GREEN SCENE: Big bad bugs

Assassin Beetle, Cicada Killer Wasp, Elephant Beetle and Giant Walking Stick – these are all big bad names for totally harmless insects that co-exist with us on this planet. Whether we like it or not, insects are a part of our world and have been around longer then we have. Their vast numbers are mind-boggling and their importance in the natural food chain is unsurpassed. There are over a million identified living species of insects roaming the planet.

We tend to remember the bad things about bugs, like the plague of locusts (grasshoppers) that rained down on the pharaoh of Egypt when he refused to let Moses’ people go! Or reports of July 26, 1931, when swarms of grasshoppers consumed and destroyed millions of acres of crops in drought-stricken Iowa, Nebraska and South Dakota during the Dust Bowl years.

A simple explanation of an insect plague is when environmental conditions occur that cause a species of insect to suddenly explode. Am I suggesting we are due for an insect plague? The answer is “No!” We have had to fight off large populations of Japanese beetles this year. And Emerald Ash Borer is taking a terrible toll.

The smallest recorded insect, a Feather Winged Beetle, enters the ring at only two-hundreds of an inch long, while the longest is the Giant Walking Stick at over a foot long, both totally harmless insects. The largest beetles are the Titan Beetle from Brazil, the Elephant Beetle from Mexico and, my personal favorite, the Goliath Beetle from countries close to the equator in Africa.

In the Midwest we just have the basic insects. Some sting, some bite, some sing all night long (the cicada) but, for the most part, insects just do their thing. It is only when they inconvenience us that we think “bad bugs” and put them all into the same “bad” category.

This time of year we have “The Good, The Bad and The Ugly Bugs.” The bad is the Cicada Killer Wasp, which appears when it gets hot, starting in July. This solitary wasp digs a hole in the soil in the full hot sun. The wasp hunts down, kills and drags a cicada to the hole and stuffs it in. The wasp then lays an egg on the dead cicada. When the egg hatches it begins feeding on the dead insect. These insects do not sting and are not aggressive unless provoked, such as running them over with a lawn mower on a really hot day.

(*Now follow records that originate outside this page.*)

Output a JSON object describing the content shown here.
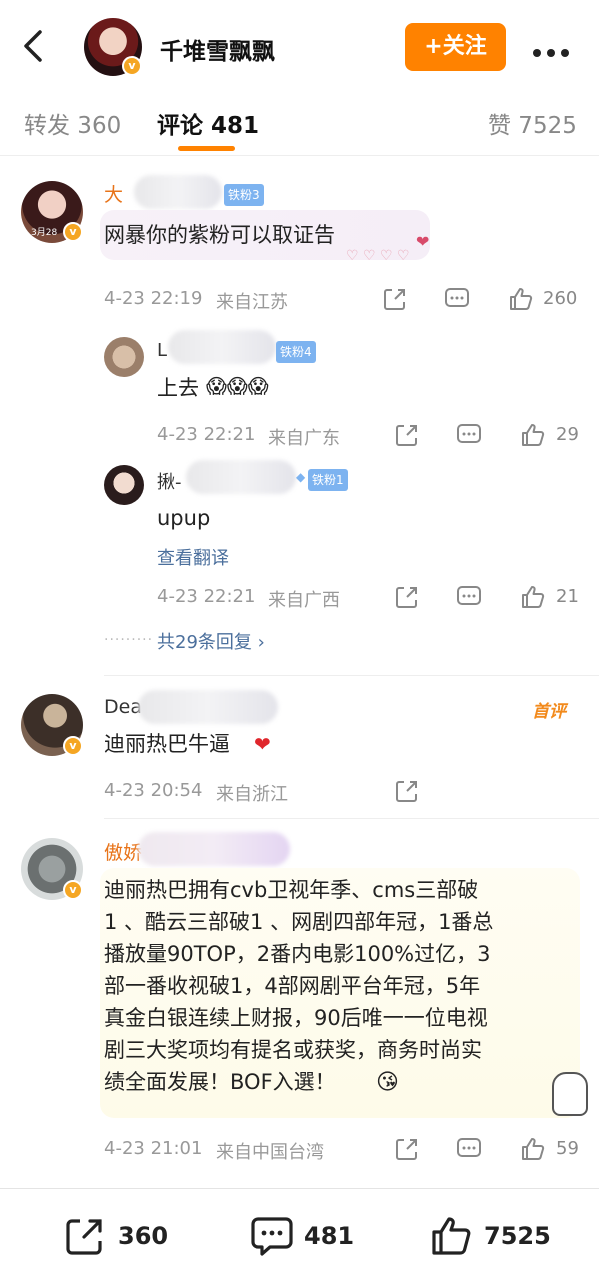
{
  "header": {
    "title": "千堆雪飘飘",
    "follow_label": "+关注"
  },
  "tabs": [
    {
      "label": "转发 360"
    },
    {
      "label": "评论 481"
    },
    {
      "label": "赞 7525"
    }
  ],
  "comments": [
    {
      "name": "大",
      "fan_badge": "铁粉3",
      "text": "网暴你的紫粉可以取证告",
      "time": "4-23 22:19",
      "location": "来自江苏",
      "likes": "260",
      "avatar_text": "3月28",
      "replies": [
        {
          "name": "L",
          "fan_badge": "铁粉4",
          "text": "上去",
          "time": "4-23 22:21",
          "location": "来自广东",
          "likes": "29"
        },
        {
          "name": "揪-",
          "fan_badge": "铁粉1",
          "text": "upup",
          "translate": "查看翻译",
          "time": "4-23 22:21",
          "location": "来自广西",
          "likes": "21"
        }
      ],
      "more_replies": "共29条回复 ›"
    },
    {
      "name": "Dea",
      "first_badge": "首评",
      "text": "迪丽热巴牛逼",
      "time": "4-23 20:54",
      "location": "来自浙江"
    },
    {
      "name": "傲娇",
      "text_lines": [
        "迪丽热巴拥有cvb卫视年季、cms三部破",
        "1 、酷云三部破1 、网剧四部年冠，1番总",
        "播放量90TOP，2番内电影100%过亿，3",
        "部一番收视破1，4部网剧平台年冠，5年",
        "真金白银连续上财报，90后唯一一位电视",
        "剧三大奖项均有提名或获奖，商务时尚实",
        "绩全面发展！BOF入選！"
      ],
      "time": "4-23 21:01",
      "location": "来自中国台湾",
      "likes": "59"
    }
  ],
  "footer": {
    "repost_count": "360",
    "comment_count": "481",
    "like_count": "7525"
  },
  "colors": {
    "accent": "#ff8200",
    "link": "#4b6f9c",
    "username_orange": "#e8741a",
    "fan_badge": "#7db3f0"
  }
}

A soaker hose will encourage them to move away.

The “ugly insect” is the Tomato Horn Worm. It is a beautiful green color, which camouflages well on tomato leaves. The adult is a Five-Spotted Hawk moth which lays eggs on your tomato plants. The eggs hatch and the worms eat nonstop until they get as big as a man’s thumb. This worm can consume large portions of a tomato plant in just a few days. The best control is hand-picking and destroying the worms.

The good insect is the alien-looking Praying Mantis. The baby mantis’ are the size of mosquitoes when they hatch from a Styrofoam-like egg sac in the spring. Over 200 insects can emerge from one sac. This majestic insect eats all kinds of aphids, larvae and insect eggs. Like the Tomato Horn Worm it is also a master of camouflage. They are hard to see until mid-summer when these insects get quite large and are easy to spot. They die shortly after they lay the eggs for next year.

Not all insects are bad. So before you grab that can of killer spray ask yourself, “Is this bug really bugging me or my plants? Can I just hand pick and destroy or spray the plant with a hard stream of water? Will it finish its life cycle and just go away?” If the bug is not bugging you, then just let it be.

Margo Hansen is a horticulturalist and the director of programs at the Bickelhaupt Arboretum in Clinton. She is the host of the Great Green Garden show on KROS Radio on Saturday morning.